Here are some of the bits from the article that I found particularly amusing: (more…)
Cheetah Girls- the new spice girls? May 4, 2007Posted by Melissa in bodies, Cheetah Girls, Female Power, female relationships, feminism, gender, general considerations, Girl Power, marketing gender, Pussycat Dolls, Spice Girls, tween market.
During a recent conversation with my little sister, she mentioned that her favorite music group at the moment was the Cheetah Girls. Intrigued, I looked them up online to discover that they were a disney creation, and hugely popular in the tween market. The group advocates sisterhood and girl power, much like the Spice Girls. What is noticeably different about this group however, is that this is the only group that advocates girl power being marketed toward the tween market that is age appropriate. (more…)
PETA: Treating Women Like Meat is OK? May 3, 2007Posted by ajaramillo in "the gaze", bodies, Ethics, sex sells, sexuality.
I recently came across an advertisement from PETA that featured one of Hugh Hefner’s “girlfriends,” Holly Madison, completely nude saying she would “rather go naked then wear fur.” I found it strange that an organization dedicated to the ethical treatment of animals would find no problem objectifying women in their ads. Of course, Holly is not the first person to pose nude for PETA. Pamela Anderson, Pink,and a whole array of other stars also posed for the same ad campaign. Not surprisingly, they were all women. I was wondering if anyone else found this as ridiculous as I did.
I posted some pictures after the jump. (more…)

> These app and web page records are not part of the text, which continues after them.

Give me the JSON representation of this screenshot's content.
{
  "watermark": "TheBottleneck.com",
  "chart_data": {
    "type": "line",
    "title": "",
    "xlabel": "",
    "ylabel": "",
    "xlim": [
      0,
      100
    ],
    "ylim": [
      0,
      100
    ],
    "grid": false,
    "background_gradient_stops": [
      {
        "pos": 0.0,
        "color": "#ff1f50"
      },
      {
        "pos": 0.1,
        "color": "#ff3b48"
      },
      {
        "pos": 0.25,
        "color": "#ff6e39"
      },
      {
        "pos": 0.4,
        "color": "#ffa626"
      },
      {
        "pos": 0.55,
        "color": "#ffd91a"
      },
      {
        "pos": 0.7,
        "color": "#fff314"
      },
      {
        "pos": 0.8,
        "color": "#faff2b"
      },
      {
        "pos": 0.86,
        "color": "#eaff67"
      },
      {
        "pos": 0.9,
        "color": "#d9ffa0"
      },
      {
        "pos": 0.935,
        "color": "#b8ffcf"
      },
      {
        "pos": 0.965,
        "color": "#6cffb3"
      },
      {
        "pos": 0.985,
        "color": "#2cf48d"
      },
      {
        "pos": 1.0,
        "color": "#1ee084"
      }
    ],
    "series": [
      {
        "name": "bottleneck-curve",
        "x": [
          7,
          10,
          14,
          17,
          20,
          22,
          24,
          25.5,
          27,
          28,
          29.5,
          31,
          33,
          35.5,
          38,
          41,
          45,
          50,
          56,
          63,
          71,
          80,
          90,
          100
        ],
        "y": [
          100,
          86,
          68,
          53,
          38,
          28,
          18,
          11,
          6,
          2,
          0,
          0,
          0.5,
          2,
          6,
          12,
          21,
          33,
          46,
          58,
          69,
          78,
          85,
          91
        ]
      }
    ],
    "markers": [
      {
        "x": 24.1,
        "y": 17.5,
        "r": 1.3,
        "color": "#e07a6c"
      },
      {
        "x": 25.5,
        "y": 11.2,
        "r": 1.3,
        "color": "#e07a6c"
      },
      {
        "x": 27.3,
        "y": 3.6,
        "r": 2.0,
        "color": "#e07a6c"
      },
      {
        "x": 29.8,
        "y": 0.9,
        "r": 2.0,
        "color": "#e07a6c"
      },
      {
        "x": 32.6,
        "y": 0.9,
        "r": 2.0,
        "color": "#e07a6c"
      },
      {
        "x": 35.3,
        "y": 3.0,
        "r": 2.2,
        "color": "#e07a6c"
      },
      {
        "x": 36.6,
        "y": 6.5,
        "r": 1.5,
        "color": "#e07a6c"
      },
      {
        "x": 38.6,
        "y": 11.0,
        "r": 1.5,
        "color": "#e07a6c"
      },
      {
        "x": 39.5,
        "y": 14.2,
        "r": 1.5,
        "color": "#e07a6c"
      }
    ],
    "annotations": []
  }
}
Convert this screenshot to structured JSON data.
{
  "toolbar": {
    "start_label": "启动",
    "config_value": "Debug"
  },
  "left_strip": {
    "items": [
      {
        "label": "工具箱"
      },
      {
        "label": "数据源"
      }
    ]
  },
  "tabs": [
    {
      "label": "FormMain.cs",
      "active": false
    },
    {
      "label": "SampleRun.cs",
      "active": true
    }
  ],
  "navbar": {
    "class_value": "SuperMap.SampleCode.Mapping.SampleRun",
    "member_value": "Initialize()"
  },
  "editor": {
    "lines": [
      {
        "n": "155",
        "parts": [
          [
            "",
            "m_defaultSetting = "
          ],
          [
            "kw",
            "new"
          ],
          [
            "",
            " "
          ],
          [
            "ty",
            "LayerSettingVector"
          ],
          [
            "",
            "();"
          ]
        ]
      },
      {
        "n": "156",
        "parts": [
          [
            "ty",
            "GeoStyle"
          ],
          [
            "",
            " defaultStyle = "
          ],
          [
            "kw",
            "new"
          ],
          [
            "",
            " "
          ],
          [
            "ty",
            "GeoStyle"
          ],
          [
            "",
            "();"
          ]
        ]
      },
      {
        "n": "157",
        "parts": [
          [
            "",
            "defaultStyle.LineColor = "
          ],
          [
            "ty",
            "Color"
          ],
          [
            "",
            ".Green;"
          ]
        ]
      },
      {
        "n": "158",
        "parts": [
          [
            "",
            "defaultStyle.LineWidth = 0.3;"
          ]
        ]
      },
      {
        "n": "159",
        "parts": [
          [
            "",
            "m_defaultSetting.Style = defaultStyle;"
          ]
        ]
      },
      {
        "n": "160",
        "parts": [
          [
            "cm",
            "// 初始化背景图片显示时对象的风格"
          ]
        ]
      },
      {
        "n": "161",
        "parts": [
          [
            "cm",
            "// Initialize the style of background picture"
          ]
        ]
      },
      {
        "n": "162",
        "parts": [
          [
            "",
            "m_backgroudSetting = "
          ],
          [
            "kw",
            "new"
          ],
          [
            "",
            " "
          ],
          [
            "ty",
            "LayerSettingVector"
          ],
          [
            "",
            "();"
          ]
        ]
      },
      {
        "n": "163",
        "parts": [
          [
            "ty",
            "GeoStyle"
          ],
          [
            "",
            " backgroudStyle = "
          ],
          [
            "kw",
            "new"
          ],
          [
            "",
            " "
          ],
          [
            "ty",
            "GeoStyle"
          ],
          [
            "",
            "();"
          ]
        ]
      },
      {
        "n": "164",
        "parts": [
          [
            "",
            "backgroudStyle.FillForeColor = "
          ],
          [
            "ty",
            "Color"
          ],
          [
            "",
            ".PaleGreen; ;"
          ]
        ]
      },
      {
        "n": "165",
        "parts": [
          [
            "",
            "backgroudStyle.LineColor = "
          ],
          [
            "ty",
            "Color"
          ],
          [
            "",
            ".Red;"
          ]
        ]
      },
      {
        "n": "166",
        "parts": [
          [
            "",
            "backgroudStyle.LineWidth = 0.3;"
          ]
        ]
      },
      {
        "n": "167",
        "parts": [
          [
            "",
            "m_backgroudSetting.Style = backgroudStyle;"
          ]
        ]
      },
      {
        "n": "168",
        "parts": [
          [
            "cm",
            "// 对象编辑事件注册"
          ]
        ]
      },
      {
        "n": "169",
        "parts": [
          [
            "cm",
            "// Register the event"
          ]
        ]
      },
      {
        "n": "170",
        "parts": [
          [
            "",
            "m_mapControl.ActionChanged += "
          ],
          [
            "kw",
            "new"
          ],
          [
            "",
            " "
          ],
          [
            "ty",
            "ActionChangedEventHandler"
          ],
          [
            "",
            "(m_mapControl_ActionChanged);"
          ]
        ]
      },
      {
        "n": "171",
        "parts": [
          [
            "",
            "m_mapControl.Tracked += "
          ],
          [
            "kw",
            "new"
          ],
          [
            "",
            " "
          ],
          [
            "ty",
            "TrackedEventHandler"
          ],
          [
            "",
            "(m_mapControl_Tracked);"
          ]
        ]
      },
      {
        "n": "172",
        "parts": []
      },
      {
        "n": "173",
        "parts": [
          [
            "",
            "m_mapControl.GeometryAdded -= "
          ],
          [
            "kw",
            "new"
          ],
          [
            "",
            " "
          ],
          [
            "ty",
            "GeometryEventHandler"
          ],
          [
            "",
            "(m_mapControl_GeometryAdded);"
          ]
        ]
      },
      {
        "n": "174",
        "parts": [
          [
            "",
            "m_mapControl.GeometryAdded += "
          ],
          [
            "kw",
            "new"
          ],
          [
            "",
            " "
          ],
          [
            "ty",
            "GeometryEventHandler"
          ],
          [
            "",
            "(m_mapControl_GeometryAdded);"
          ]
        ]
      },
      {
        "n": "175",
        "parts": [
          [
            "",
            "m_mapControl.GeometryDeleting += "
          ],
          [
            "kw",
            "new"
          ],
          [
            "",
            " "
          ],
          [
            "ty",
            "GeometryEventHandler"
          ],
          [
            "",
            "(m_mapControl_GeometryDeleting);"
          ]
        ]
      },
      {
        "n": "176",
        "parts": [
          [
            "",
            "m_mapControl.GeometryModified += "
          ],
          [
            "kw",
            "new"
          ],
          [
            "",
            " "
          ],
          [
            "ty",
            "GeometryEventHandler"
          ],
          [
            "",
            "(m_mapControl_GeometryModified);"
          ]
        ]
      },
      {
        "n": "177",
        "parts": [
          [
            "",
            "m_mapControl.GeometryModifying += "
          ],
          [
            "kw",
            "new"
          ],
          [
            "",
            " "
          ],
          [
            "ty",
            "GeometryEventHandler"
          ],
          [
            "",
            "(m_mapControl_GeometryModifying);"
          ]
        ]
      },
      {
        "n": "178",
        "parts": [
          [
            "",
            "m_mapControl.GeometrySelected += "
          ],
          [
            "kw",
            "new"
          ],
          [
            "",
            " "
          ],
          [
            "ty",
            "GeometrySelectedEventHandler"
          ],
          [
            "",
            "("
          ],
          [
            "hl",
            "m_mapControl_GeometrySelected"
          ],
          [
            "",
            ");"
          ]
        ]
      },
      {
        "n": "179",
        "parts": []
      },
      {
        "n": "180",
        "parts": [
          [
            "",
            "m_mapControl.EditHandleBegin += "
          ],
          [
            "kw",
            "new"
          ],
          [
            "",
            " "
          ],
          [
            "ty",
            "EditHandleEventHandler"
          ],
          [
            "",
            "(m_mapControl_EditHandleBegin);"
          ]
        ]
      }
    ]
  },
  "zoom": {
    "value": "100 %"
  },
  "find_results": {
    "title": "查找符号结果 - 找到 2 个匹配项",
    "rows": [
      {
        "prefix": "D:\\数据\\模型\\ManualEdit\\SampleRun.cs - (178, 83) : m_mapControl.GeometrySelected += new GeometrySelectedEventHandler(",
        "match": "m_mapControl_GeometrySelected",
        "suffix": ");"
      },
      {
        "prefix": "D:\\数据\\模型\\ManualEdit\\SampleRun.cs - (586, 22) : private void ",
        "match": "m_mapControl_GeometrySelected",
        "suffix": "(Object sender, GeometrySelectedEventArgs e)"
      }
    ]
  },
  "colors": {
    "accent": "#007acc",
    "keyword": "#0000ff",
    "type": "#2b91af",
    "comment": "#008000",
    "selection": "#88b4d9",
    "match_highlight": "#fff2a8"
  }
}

Gender Equality in Israel May 1, 2007Posted by Melissa in bodies, careerwomen, controversy, female executives, female politicos, female soldiers, G.I. Jane, gender, general considerations, Girl Power, in the news, Israel, nationalism, Spain.